Copy every line below. Do not alter any of them.
------------------------------------------------
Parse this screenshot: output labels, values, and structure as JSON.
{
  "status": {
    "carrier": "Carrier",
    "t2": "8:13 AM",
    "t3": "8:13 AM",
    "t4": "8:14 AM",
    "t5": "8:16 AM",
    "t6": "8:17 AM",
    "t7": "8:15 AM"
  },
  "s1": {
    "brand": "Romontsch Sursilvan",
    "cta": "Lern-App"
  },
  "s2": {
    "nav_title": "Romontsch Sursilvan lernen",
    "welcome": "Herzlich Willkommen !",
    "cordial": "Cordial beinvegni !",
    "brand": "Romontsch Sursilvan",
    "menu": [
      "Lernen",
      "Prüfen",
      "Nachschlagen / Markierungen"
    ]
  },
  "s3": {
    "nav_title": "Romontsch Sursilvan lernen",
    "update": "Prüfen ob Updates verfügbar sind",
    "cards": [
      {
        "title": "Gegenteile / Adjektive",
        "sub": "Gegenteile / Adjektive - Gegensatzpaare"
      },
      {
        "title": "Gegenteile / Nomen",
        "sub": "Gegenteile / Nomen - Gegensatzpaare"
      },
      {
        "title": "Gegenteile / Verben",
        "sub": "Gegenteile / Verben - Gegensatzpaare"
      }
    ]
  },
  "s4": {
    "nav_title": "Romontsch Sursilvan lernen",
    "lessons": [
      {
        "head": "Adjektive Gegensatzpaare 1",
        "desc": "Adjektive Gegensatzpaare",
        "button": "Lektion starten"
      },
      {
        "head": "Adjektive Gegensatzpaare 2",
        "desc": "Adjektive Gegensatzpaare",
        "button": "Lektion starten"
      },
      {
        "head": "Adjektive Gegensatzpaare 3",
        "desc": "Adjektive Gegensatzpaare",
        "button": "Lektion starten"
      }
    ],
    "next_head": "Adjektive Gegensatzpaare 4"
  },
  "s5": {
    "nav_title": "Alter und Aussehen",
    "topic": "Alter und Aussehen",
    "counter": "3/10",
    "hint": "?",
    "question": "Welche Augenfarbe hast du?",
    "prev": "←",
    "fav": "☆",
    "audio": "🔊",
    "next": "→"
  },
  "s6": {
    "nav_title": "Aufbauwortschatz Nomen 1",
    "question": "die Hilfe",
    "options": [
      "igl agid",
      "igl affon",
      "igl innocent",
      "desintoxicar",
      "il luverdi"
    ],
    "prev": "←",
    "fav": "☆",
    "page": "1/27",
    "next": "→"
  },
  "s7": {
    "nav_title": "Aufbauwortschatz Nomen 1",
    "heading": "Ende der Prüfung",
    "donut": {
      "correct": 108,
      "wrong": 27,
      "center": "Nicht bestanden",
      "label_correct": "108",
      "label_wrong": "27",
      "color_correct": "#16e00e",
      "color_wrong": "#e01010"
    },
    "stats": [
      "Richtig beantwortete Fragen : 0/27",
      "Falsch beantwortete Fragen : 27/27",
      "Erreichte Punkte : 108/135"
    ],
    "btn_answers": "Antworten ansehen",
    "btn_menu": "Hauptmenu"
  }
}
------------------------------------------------
Solution for this exercise:
Parse this screenshot: output labels, values, and structure as JSON.
{
  "status": {
    "carrier": "Carrier",
    "t2": "8:13 AM",
    "t3": "8:13 AM",
    "t4": "8:14 AM",
    "t5": "8:16 AM",
    "t6": "8:17 AM",
    "t7": "8:15 AM"
  },
  "s1": {
    "brand": "Romontsch Sursilvan",
    "cta": "Lern-App"
  },
  "s2": {
    "nav_title": "Romontsch Sursilvan lernen",
    "welcome": "Herzlich Willkommen !",
    "cordial": "Cordial beinvegni !",
    "brand": "Romontsch Sursilvan",
    "menu": [
      "Lernen",
      "Prüfen",
      "Nachschlagen / Markierungen"
    ]
  },
  "s3": {
    "nav_title": "Romontsch Sursilvan lernen",
    "update": "Prüfen ob Updates verfügbar sind",
    "cards": [
      {
        "title": "Gegenteile / Adjektive",
        "sub": "Gegenteile / Adjektive - Gegensatzpaare"
      },
      {
        "title": "Gegenteile / Nomen",
        "sub": "Gegenteile / Nomen - Gegensatzpaare"
      },
      {
        "title": "Gegenteile / Verben",
        "sub": "Gegenteile / Verben - Gegensatzpaare"
      }
    ]
  },
  "s4": {
    "nav_title": "Romontsch Sursilvan lernen",
    "lessons": [
      {
        "head": "Adjektive Gegensatzpaare 1",
        "desc": "Adjektive Gegensatzpaare",
        "button": "Lektion starten"
      },
      {
        "head": "Adjektive Gegensatzpaare 2",
        "desc": "Adjektive Gegensatzpaare",
        "button": "Lektion starten"
      },
      {
        "head": "Adjektive Gegensatzpaare 3",
        "desc": "Adjektive Gegensatzpaare",
        "button": "Lektion starten"
      }
    ],
    "next_head": "Adjektive Gegensatzpaare 4"
  },
  "s5": {
    "nav_title": "Alter und Aussehen",
    "topic": "Alter und Aussehen",
    "counter": "3/10",
    "hint": "?",
    "question": "Welche Augenfarbe hast du?",
    "prev": "←",
    "fav": "☆",
    "audio": "🔊",
    "next": "→"
  },
  "s6": {
    "nav_title": "Aufbauwortschatz Nomen 1",
    "question": "die Hilfe",
    "options": [
      "igl agid",
      "igl affon",
      "igl innocent",
      "desintoxicar",
      "il luverdi"
    ],
    "prev": "←",
    "fav": "☆",
    "page": "1/27",
    "next": "→"
  },
  "s7": {
    "nav_title": "Aufbauwortschatz Nomen 1",
    "heading": "Ende der Prüfung",
    "donut": {
      "correct": 108,
      "wrong": 27,
      "center": "Nicht bestanden",
      "label_correct": "108",
      "label_wrong": "27",
      "color_correct": "#16e00e",
      "color_wrong": "#e01010"
    },
    "stats": [
      "Richtig beantwortete Fragen : 0/27",
      "Falsch beantwortete Fragen : 27/27",
      "Erreichte Punkte : 108/135"
    ],
    "btn_answers": "Antworten ansehen",
    "btn_menu": "Hauptmenu"
  }
}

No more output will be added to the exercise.